--- EXCERPTED DATA Enclosed Below ---

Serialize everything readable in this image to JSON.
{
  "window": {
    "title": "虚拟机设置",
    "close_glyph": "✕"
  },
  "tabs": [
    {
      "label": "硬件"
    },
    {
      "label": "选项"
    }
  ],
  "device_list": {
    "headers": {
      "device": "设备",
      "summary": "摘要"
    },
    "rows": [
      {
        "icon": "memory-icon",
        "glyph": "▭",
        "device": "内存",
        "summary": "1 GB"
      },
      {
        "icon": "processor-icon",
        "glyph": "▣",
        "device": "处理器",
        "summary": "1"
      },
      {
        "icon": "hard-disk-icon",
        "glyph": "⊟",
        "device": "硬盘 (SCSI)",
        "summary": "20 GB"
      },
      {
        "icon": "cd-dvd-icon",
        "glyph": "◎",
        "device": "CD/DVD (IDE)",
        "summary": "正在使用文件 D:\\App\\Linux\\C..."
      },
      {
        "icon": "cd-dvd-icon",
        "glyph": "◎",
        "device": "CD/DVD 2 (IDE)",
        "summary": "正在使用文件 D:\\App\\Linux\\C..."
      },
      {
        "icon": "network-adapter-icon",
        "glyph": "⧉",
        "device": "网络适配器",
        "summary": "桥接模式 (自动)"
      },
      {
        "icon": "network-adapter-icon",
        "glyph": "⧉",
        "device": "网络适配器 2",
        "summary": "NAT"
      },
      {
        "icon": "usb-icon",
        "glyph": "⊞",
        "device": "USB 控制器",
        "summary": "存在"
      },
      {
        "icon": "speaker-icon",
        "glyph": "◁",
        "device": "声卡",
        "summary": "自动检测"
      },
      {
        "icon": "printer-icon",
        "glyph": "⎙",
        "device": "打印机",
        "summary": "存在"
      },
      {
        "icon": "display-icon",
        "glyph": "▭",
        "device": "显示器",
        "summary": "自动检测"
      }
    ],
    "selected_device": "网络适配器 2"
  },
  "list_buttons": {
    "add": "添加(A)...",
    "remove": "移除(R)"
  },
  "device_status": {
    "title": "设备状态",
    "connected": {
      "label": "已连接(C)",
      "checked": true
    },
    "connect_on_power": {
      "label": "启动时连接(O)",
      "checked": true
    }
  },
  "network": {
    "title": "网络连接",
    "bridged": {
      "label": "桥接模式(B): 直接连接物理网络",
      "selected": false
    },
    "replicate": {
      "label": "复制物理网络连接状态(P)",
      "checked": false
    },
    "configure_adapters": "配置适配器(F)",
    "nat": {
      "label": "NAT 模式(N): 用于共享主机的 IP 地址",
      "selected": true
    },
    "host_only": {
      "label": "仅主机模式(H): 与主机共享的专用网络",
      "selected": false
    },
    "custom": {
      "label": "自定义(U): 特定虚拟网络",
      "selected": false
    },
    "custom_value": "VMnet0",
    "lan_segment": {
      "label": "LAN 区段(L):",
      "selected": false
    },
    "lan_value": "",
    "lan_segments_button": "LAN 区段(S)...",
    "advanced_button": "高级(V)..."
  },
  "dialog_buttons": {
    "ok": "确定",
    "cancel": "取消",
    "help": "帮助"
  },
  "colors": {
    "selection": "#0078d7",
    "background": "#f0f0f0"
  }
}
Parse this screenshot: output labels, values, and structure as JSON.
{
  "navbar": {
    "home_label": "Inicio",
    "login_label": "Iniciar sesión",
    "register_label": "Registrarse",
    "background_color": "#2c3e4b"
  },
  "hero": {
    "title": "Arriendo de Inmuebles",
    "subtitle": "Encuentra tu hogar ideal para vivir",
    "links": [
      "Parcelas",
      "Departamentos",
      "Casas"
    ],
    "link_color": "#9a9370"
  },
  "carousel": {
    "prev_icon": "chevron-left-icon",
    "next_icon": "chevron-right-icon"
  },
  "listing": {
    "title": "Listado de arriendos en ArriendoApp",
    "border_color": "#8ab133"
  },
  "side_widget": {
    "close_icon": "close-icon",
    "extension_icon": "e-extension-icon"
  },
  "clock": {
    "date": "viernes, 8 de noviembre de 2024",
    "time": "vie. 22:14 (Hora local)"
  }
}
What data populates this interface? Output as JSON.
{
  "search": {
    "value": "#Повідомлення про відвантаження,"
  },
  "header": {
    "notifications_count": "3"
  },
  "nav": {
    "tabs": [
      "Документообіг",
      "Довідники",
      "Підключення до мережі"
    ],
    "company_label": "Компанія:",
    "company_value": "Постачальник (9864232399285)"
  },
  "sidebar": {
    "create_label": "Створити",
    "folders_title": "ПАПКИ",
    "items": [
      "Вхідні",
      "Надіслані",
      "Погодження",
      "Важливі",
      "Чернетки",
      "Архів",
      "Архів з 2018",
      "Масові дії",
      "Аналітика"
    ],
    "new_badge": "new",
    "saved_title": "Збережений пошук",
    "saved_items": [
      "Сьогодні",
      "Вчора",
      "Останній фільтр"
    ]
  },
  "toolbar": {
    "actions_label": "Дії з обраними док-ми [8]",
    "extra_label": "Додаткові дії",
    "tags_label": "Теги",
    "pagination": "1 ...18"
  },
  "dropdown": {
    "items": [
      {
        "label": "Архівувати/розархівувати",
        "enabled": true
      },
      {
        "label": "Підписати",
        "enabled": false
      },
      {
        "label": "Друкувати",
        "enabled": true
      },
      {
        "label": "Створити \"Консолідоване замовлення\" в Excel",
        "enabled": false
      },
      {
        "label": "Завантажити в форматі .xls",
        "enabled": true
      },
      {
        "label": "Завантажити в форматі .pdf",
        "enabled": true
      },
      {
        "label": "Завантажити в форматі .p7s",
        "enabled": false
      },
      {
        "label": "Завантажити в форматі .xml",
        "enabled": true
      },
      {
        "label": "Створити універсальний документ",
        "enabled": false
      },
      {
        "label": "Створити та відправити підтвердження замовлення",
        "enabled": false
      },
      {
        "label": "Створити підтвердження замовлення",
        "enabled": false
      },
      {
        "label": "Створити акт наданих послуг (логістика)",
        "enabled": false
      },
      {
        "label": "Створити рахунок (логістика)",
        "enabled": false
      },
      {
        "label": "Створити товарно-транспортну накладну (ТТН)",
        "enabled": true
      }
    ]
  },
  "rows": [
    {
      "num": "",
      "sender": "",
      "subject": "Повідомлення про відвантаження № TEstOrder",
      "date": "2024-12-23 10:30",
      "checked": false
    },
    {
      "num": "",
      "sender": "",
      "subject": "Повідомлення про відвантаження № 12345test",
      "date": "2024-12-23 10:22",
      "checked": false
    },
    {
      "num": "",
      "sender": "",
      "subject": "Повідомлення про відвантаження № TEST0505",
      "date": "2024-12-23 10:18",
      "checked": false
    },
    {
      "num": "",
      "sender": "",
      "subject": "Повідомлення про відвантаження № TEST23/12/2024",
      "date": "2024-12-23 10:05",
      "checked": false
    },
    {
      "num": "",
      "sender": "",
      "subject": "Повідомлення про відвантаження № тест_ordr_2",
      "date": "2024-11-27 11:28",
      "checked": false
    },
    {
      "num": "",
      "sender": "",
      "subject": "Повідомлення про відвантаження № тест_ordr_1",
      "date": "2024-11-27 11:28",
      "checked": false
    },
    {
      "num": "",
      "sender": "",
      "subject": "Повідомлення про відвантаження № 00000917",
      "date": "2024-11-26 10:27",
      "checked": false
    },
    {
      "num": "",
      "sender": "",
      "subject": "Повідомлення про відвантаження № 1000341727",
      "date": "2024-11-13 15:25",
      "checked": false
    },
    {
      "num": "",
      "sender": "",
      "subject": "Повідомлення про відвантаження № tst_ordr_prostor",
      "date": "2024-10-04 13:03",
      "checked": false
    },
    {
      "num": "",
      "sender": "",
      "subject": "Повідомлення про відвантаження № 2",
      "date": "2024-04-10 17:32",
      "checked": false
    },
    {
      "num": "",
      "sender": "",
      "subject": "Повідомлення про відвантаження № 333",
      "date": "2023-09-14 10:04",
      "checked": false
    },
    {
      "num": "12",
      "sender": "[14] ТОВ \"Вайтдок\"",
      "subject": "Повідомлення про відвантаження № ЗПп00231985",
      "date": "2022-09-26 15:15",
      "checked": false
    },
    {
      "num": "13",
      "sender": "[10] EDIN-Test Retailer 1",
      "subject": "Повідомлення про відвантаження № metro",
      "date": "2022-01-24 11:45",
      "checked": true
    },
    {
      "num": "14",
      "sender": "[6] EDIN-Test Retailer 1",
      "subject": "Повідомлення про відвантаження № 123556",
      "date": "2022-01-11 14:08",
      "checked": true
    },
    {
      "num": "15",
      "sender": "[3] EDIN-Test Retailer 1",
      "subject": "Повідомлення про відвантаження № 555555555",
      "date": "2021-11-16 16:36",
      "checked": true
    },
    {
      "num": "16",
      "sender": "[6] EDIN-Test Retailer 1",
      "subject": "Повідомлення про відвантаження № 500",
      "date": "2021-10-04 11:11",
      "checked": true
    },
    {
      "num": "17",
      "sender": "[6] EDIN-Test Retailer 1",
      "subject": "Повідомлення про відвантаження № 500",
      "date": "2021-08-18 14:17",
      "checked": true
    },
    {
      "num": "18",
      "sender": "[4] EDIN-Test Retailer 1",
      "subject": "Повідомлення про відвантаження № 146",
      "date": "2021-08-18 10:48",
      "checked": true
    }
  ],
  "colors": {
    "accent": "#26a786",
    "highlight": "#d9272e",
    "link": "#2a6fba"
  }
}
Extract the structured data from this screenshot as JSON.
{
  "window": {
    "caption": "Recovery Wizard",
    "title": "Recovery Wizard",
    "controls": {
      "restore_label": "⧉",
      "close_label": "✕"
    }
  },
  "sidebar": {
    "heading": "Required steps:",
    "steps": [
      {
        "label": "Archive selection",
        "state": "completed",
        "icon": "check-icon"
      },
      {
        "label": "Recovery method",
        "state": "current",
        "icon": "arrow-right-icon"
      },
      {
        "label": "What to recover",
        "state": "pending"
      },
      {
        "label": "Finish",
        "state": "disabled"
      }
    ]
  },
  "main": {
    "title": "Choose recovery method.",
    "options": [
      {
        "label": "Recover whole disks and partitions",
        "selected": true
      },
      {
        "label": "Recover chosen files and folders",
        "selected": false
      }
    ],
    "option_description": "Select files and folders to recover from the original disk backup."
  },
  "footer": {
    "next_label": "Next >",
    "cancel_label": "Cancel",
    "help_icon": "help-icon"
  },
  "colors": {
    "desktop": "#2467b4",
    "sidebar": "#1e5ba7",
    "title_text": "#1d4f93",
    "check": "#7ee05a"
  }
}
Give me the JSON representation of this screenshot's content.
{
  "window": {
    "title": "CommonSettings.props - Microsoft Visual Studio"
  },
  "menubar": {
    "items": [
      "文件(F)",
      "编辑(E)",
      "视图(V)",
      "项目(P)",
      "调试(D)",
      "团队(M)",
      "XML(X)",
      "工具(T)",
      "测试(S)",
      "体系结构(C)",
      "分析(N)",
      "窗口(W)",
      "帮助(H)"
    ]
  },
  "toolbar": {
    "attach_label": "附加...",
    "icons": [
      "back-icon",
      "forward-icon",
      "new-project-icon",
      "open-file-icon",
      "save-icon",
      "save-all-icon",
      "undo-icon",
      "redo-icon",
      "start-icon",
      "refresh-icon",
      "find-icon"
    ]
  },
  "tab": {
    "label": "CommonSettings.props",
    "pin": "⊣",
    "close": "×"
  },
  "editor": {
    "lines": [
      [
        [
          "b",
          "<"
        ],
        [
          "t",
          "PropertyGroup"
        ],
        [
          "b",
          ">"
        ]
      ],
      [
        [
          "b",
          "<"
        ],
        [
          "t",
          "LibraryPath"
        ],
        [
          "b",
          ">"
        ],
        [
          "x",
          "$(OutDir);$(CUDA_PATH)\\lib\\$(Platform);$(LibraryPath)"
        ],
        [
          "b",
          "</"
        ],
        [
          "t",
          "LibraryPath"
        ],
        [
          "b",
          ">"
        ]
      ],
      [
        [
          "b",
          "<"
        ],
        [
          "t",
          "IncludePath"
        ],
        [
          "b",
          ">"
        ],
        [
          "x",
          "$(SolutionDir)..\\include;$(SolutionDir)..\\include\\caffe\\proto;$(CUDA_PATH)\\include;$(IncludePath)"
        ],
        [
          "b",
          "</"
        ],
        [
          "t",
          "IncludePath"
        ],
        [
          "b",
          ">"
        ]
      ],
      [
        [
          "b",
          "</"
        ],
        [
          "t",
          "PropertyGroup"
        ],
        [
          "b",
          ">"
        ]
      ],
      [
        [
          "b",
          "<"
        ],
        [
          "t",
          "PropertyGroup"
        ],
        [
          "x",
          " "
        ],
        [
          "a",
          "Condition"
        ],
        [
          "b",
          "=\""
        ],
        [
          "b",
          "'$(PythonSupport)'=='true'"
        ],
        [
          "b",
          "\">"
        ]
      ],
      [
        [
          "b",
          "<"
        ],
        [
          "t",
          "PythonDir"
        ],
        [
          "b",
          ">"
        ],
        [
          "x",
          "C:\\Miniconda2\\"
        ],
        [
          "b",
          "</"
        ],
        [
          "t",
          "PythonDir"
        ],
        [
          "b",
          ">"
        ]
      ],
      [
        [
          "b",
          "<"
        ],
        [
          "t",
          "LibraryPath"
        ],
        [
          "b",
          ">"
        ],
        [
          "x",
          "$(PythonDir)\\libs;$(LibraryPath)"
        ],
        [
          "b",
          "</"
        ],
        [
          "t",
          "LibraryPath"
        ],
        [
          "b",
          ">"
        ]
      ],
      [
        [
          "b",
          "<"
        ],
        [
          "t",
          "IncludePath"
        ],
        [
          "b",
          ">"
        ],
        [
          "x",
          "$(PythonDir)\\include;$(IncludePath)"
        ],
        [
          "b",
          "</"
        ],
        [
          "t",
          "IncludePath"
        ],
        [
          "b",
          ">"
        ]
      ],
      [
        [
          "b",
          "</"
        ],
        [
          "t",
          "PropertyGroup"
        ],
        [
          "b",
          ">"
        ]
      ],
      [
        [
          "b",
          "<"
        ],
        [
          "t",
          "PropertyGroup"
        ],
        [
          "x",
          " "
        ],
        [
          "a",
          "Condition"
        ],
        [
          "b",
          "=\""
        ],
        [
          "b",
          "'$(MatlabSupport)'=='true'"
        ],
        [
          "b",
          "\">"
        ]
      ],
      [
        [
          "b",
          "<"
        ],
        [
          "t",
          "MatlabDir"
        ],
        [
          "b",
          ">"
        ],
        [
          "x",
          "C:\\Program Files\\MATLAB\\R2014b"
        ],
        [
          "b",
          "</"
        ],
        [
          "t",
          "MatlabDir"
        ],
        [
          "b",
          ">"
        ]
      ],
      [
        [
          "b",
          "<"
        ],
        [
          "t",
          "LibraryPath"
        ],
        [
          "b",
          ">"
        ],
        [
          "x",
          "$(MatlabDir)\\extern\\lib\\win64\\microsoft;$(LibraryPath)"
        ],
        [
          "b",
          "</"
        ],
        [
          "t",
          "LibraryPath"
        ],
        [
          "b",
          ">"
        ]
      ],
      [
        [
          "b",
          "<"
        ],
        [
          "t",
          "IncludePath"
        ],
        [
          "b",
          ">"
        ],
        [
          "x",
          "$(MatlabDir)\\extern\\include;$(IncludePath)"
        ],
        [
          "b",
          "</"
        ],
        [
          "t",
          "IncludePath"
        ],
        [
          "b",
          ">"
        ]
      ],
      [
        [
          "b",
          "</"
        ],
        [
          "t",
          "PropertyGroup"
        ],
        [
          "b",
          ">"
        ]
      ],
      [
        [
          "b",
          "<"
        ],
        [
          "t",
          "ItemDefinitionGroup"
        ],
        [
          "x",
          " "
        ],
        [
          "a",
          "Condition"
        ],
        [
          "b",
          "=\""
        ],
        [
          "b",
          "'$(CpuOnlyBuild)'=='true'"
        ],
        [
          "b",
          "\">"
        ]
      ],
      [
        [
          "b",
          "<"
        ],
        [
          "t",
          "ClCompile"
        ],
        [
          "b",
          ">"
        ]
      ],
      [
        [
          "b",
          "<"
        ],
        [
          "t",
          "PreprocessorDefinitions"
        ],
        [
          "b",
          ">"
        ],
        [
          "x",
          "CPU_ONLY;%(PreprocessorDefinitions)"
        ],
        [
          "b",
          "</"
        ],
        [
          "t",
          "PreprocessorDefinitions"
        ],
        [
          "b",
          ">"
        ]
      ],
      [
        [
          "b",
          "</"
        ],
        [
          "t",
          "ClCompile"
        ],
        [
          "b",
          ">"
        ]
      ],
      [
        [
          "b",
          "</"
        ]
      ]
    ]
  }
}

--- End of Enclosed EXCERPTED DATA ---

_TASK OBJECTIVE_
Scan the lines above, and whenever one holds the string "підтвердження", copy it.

_SOLUTION FOR THIS TASK_
        "label": "Створити та відправити підтвердження замовлення",
        "label": "Створити підтвердження замовлення",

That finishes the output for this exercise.